  • What do you notice about the people in the top photo? Do they look interested in what they are doing? What do you think they are looking at/for? Do you think they’re having fun? Would you like to join them if you could? Why or why not?
  • Do you have any ideas about why entomologists only go out to collect insects after about 10am, when the dew is off the grass? Yellow plastic plates are laid in the bush to attract insects—why do you think yellow is so attractive to insects?
  • In citizen science, people are invited to count “wading birds, moreporks, cockles, bats, kererū, Hector’s dolphins, monarch butterflies and freshwater mussels.” Why don’t scientists just do their own counting? Why might they welcome help from ordinary people from around the country? 
  • Kamera Raharaha got into citizen science when a friend showed her a native orchid near her house. She quickly became a regular observer of nature and now she can tell different insects by the colour of their eyes in the dark, or lead scientists to wheke (octopus) in rock pools. How do you feel when you learn about someone like this who has become so respected in the scientific community?
  • Do you feel inspired to do some citizen science yourself?
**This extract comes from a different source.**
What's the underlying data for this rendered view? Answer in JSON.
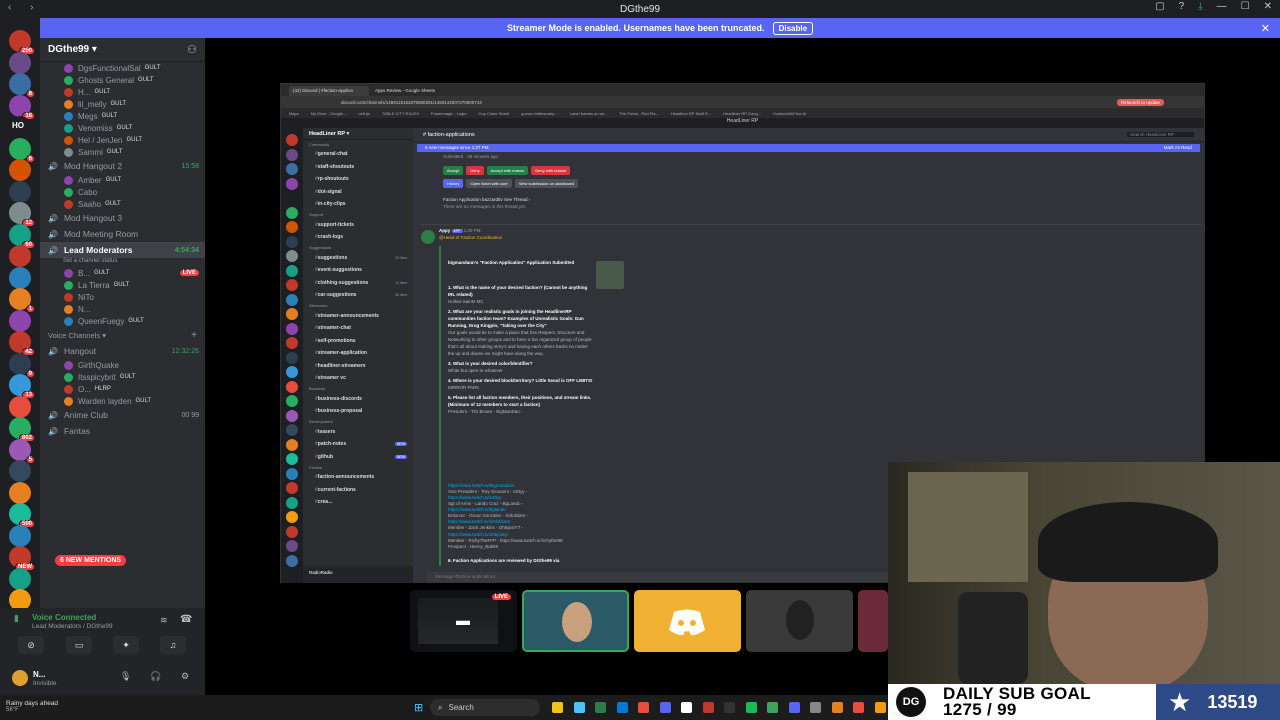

How could you find out more about citizen science in your area?

Task—Get Involved with Monarch Butterfly Research

Have you seen any monarch butterflies in your garden or at your school? It may be that these monarchs have been parasitised resulting in crumpled wings which do not work (like the picture below). A Wellington scientist is finding out more about parasitism in our monarch butterflies—and you can help!

Professor Phil Lester from Victoria University of Wellington is asking citizen scientists from around New Zealand to take a sample from the abdomen of butterflies.

“We know that the parasite is present in New Zealand, though we have no idea how prevalent it is,” Phil says. “Butterflies that carry a light infection of the disease may not display any symptoms. They might fly and behave just like an uninfected butterfly.”

The more samples Phil can collect, the better information New Zealand will have about how this parasite affects monarch butterflies.

Here’s how you can help.

Anyone primary school age or older throughout New Zealand can help Phil investigate how many butterflies in New Zealand have this parasite.

You can sample Ophryocystis elektroscirrha (or OE) parasites by pressing clear Sellotape or Scotch tape on a butterfly’s abdomen. The tape will pick up the OE spores and a few scales of the butterfly.

  1. First, catch a monarch butterfly—this video shows how to safely catch monarch butterflies without a net.
  2. Press a piece of ultra-clear tape against the butterfly’s abdomen
  3. Place the tape on a white piece of paper. Record the date, and the location of your sample
  4. Include an address (preferably e-mail) so Phil can contact you
  5. Place the sample in an envelope addressed to: Phil Lester, Monarch Disease Survey, School of Biological Sciences, Victoria University of Wellington, PO Box 600, Wellington 6140

Phil will count the spores in the laboratory and his website with the results.